In this protected natural area of Chile, the flames have been damaging the Rapa Nui National Park, which houses the figures, since the beginning of the week.
A landscape that gives chills to constitute a cultural drama. From the first photographs received, the observation seems clear. Largely blackened and damaged, the famous statues on Easter Island, off the coast of Chile, have borne the brunt of the fire that has been raging since the start of the week. According to local authorities, the flames have damaged more than 100 hectares, including part of the Rapa Nui National Park, a UNESCO World Heritage Site, which is home to the “Moaï” in particular.
Currently, the shortage of volunteers to fight the flames makes it impossible to control the fire, which began near the majestic Rano Raraku volcano, before spreading to the archaeological site. According to estimates, in this sector there are several hundred moai, sometimes erect, sometimes lying down. What to fear the worst. The famous giant heads of Easter Island, carved from volcanic rock, are an important legacy, left behind centuries ago by a vanished civilization.
Alarm call from local authorities
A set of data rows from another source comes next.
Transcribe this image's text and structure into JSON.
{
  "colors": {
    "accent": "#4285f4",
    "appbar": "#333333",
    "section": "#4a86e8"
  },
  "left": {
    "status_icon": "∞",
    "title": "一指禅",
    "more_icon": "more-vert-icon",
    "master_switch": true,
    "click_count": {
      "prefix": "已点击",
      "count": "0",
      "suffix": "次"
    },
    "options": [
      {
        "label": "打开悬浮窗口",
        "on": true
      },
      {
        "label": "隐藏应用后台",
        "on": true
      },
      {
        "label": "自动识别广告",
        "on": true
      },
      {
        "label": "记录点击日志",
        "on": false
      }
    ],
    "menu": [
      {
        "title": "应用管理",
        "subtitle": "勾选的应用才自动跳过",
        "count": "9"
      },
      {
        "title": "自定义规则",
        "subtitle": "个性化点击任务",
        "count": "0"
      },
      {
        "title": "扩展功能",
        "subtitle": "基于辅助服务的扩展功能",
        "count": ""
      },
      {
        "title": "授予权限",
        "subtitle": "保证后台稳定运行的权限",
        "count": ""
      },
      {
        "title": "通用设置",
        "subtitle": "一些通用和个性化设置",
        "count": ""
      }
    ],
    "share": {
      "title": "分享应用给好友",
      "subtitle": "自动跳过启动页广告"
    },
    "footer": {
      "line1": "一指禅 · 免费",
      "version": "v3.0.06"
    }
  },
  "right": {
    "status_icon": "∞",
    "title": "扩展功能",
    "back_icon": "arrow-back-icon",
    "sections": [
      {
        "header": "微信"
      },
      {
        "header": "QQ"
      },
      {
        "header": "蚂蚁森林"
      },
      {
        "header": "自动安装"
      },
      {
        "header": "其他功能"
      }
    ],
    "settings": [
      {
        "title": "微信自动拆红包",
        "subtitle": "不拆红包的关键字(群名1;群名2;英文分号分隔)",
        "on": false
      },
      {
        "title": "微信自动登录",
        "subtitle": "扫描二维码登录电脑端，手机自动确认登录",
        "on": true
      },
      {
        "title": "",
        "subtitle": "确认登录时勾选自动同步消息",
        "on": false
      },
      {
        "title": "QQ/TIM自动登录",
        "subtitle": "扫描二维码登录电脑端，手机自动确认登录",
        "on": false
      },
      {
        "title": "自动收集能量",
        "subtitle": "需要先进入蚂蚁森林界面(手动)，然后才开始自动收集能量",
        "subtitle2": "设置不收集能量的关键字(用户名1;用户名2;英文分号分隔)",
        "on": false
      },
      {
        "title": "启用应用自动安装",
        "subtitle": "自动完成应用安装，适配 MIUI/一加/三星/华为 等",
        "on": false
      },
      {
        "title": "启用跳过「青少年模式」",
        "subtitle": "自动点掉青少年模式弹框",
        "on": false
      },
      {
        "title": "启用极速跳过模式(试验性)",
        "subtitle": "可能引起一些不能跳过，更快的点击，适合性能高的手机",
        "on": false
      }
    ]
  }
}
Ariki Tepano, director of the Ma’u Henua community, in charge of the administration and maintenance of the park, expressed his dismay in a press release released on October 6. For him, the damage caused is “irreparable” and has “consequences that go far beyond what [nos] the eyes can see. The moai are completely burned and you can see the effect of the fire on them». For her part, Juliette Hotus, presidential delegate, expressed her concern about the destruction of this “tangible heritage”. Local authorities plan an extraordinary meeting to try to control the fire.
For his part, the mayor of Easter Island, Pedro Edmunds Paoa, interviewed by the local station Pauta, considered that the fire was not “not an accident”. And to add: “All fires in Rapa Nui are caused by human beings”. For now, the number of damaged statues has not yet been revealed. Easter Island attracts 116,000 annual visitors from around the world to see its famous Moai. Closed during the Covid crisis, it had just reopened its doors to tourists. This fire is therefore a new blow, while the statues were already threatened by global warming.